His faithful apprentice is again a nice generic spellcaster pose, with a look that makes me think of mind reading and telekinesis (shall I kill you with my mind bullets…)

After some thought I decided not to snow their bases, as then they should fit into any game world.


The other Frostgrave purchases from Derby were these treasure piles supplied by the lovely Dice Bag Lady.  They paint up well, I just wish I had the ability to paint gemstones to look like they are gemstones…

Does anyone have the secret to painting gems and glass?

I am willing to learn if you are willing to share?

40K Followup And Falter/ Frostgraves Infiltration.

Our first game of Warhammer 40,000 was a large force (1,500point) game that allowed us to get lots of toys on the table.
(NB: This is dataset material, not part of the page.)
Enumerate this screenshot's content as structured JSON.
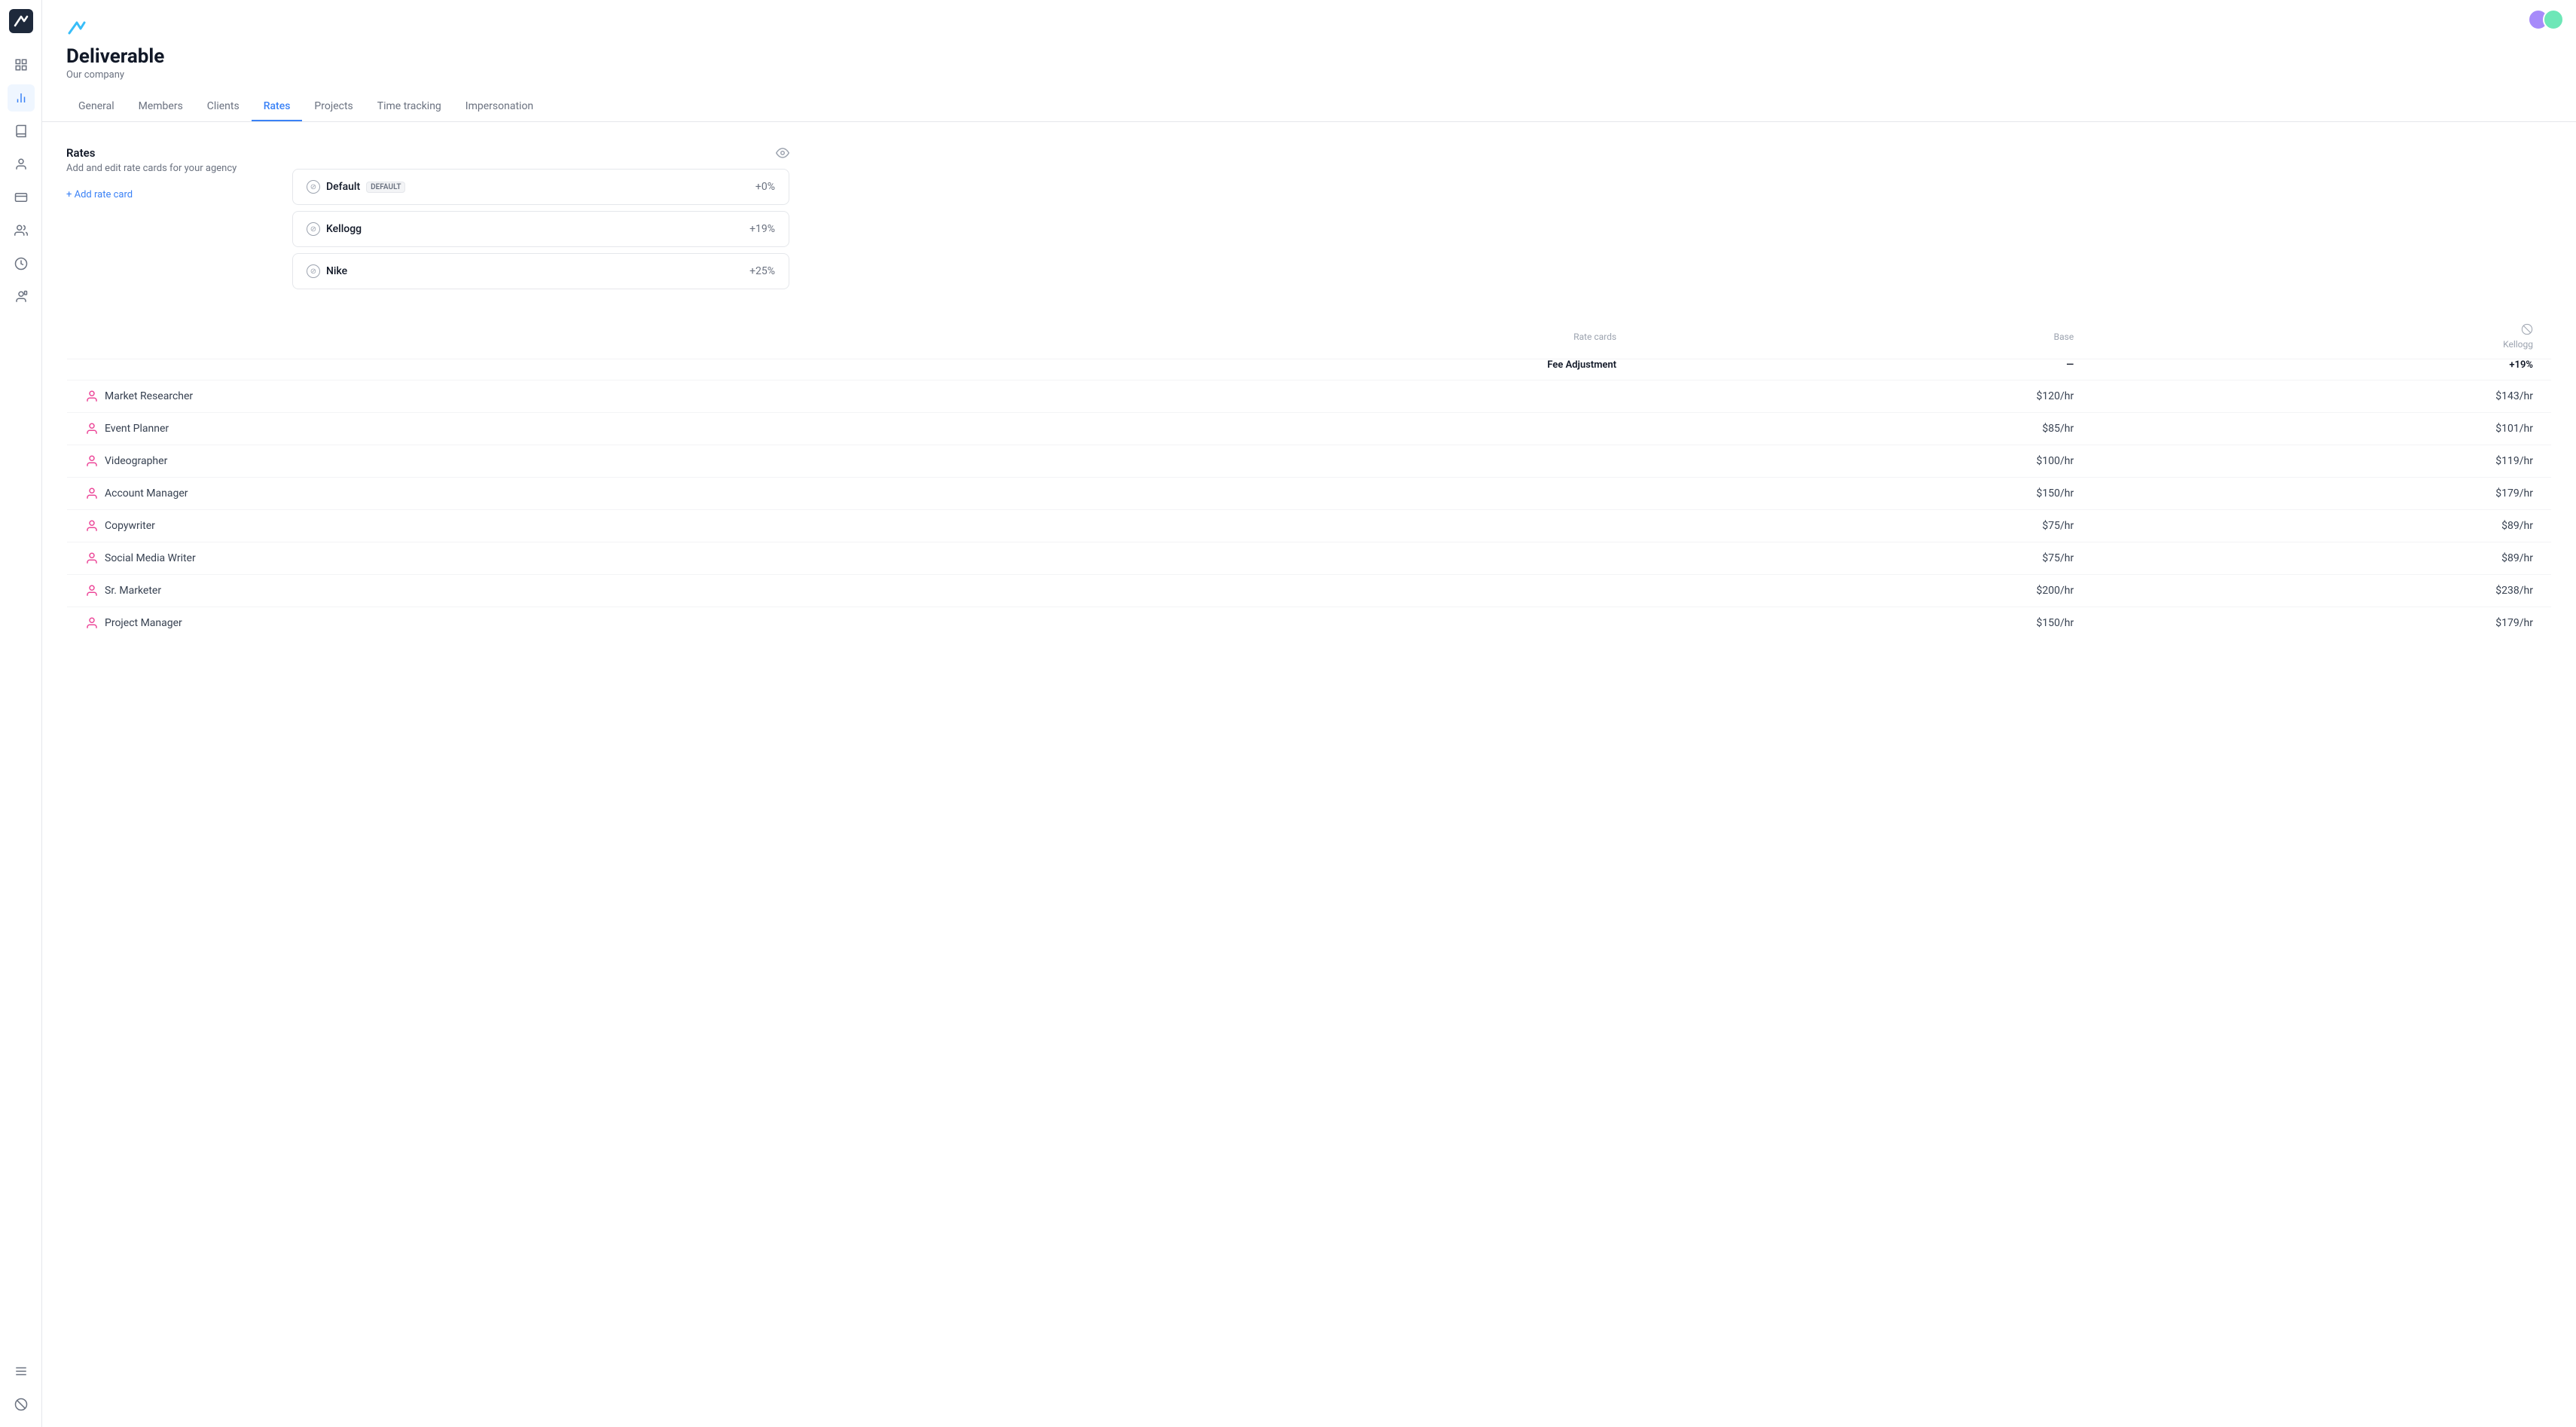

Our second game was a smaller affair (1000points).


The lower point value made me drop some of the heavier units.  No heavy support means the need for a faster, flexible strike force. The Terminators remained in play with a razorback to provide some long range firepower.  My fast options changed from assault marines to a squadron of Land speeders.  This included a newly painted speeder with Typhoon launchers.  A scout squad also adds some pinpoint firepower that may be required to pick of high value or harder targets.


I have often looked at my marines force and wondered why I painted some units with a bright yellow undercoat (I had a good reason I am sure when I did it) the speeder and scouts show the original Green/ Yellow camouflage that was my plan.  I guess that marines should not really be dressed in camouflage but it seemed like a good idea at the time.

I was unable to take photos of the game we played but I can tell you it was a hard fought game.  My opponent brought out his Spacewolves and played a force of Terminators and Elites with a leader that was in fact a Venerable Dreadnought.

He played a reserved tactical game but then failed to hold his objectives and opened him self up for a heavy hit to the Dreadnought which left him without a leader.

Soon after this game was played a small game called Frostgrave was released and hit the shelves with a huge wave of interest.


Frostgrave will, I am sure, be our next major investment.  In this case the investment will be minimal on miniatures as only ten can be played in a crew.  The investment may be made in wandering creatures and scenery to play the various missions listed in the book…

Only time will tell…